The Feeding Phase is crucial to the game. Cards are arranged in order of zero food to at least five food for the five-player game. The cards in the game tell whether the group is playing a two-, three-, four-, or five-player game and how to arrange the food issues. Mr. Rosenberg has cleverly labeled a black pot as the amount of food needed. Further, he has taken the player action card explanations and placed a "buttery" on the back to keep track of whether a player has enough food at the end of each round.
Food requirements can easily be solved if one possesses grain or cattle during any round. One grain makes two at the end of any seven player turns. One cattle or two makes another cattle at the end of the same kind of round. What the construction of ships do for you is allow the reduction of one or more food when the Feeding Phase occurs.

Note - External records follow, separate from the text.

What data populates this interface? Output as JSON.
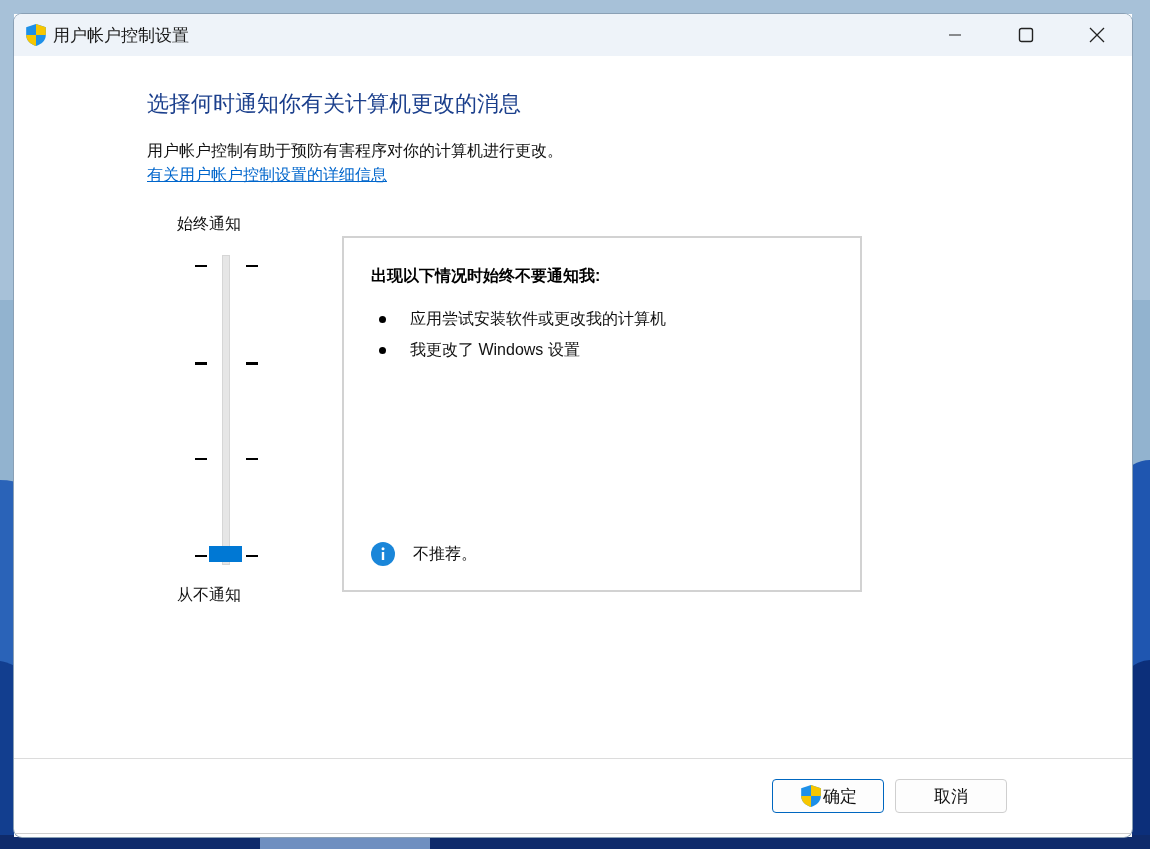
{
  "window": {
    "title": "用户帐户控制设置"
  },
  "heading": "选择何时通知你有关计算机更改的消息",
  "description": "用户帐户控制有助于预防有害程序对你的计算机进行更改。",
  "link": "有关用户帐户控制设置的详细信息",
  "slider": {
    "top_label": "始终通知",
    "bottom_label": "从不通知",
    "level": 0
  },
  "info": {
    "title": "出现以下情况时始终不要通知我:",
    "bullets": [
      "应用尝试安装软件或更改我的计算机",
      "我更改了 Windows 设置"
    ],
    "note": "不推荐。"
  },
  "buttons": [
    {
      "label": "确定",
      "shield": true
    },
    {
      "label": "取消",
      "shield": false
    }
  ]
}
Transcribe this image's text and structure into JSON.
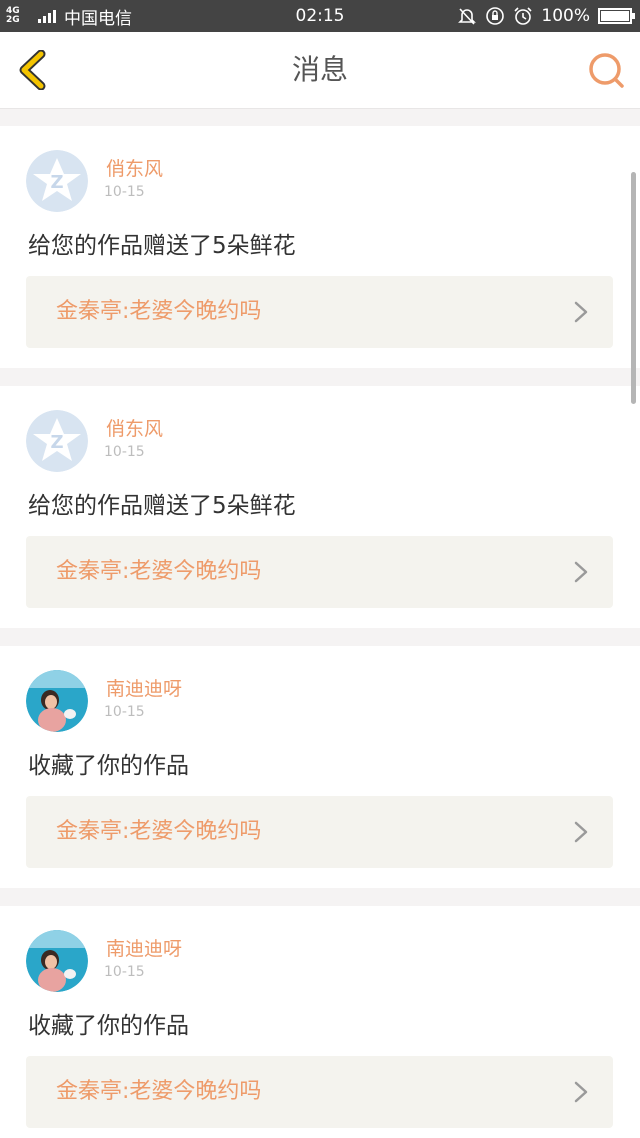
{
  "status_bar": {
    "signal_line1": "4G",
    "signal_line2": "2G",
    "carrier": "中国电信",
    "time": "02:15",
    "battery_percent": "100%"
  },
  "header": {
    "title": "消息",
    "back_icon": "chevron-left-icon",
    "search_icon": "search-icon"
  },
  "colors": {
    "accent": "#ee9b6a",
    "back_arrow": "#f4c400",
    "quote_bg": "#f4f3ee"
  },
  "messages": [
    {
      "username": "俏东风",
      "time": "10-15",
      "action": "给您的作品赠送了5朵鲜花",
      "quote": "金秦亭:老婆今晚约吗",
      "avatar": "qq-default-avatar"
    },
    {
      "username": "俏东风",
      "time": "10-15",
      "action": "给您的作品赠送了5朵鲜花",
      "quote": "金秦亭:老婆今晚约吗",
      "avatar": "qq-default-avatar"
    },
    {
      "username": "南迪迪呀",
      "time": "10-15",
      "action": "收藏了你的作品",
      "quote": "金秦亭:老婆今晚约吗",
      "avatar": "photo-avatar"
    },
    {
      "username": "南迪迪呀",
      "time": "10-15",
      "action": "收藏了你的作品",
      "quote": "金秦亭:老婆今晚约吗",
      "avatar": "photo-avatar"
    }
  ]
}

I watched in horror (because of limited resources) while one of my gaming friends accumulated a Fishery and a Smokehouse. That allowed him to "smoke" six fish as a maximum and keep his food production high. Further, during the game he accumulated at least seven cattle, so this individual was never in trouble with food costs.
Let's digress for a moment and talk about someone who cannot pay the food costs. Then, you have to take a loan. The loan gives you four francs (only if you need to pay food costs), and the loan needs to be repaid before the end of the game with five francs. The comments on the Internet suggest it is not wrong to take loans, especially if food costs are eating you out of house and home.
The game went smoothly for all the players, and I, finally, acquired a shipping line late in the game. However, we had already paid the supposed winning player dearly for the opportunity to construct buildings, secure bricks (from clay counters), and substitute one lumber for five francs. I had constructed a wooden ship (Iron, Steel, and Luxury Liners exists in the game); therefore, my food costs with one reduction were reasonable.
However, the name of that game is also Francs. You need francs to purchase buildings. That's why most of us were accumulating and paying resources to construct buildings. It is an Either/Or situation: You either build or purchase. That leads to a pertinent question that was not sufficiently answered during the spirited game:
Why would anyone purchase a building when you can construct the building with resources?
As the game progressed, we all noticed the now winning player had achieved at least 56 points. Little chance existed to catch him before the end of 20 rounds. We had 22, 16, and so forth in points. Therefore, we conceded the game with the individual who had five buildings and was charging us every time we needed to construct or achieve resources or francs.
All in all, the players said it was a worthwhile game. Even though I like Agricola, I think LeHavre achieves more interest. Perhaps, it is my penchant for economic and trading games. Anyhow, if you are prepared for an evening of beautifully designed rules and terrific trading/purchasing decisions to make, then Le Havre is your cup of tea.
Do, always, think about the food costs.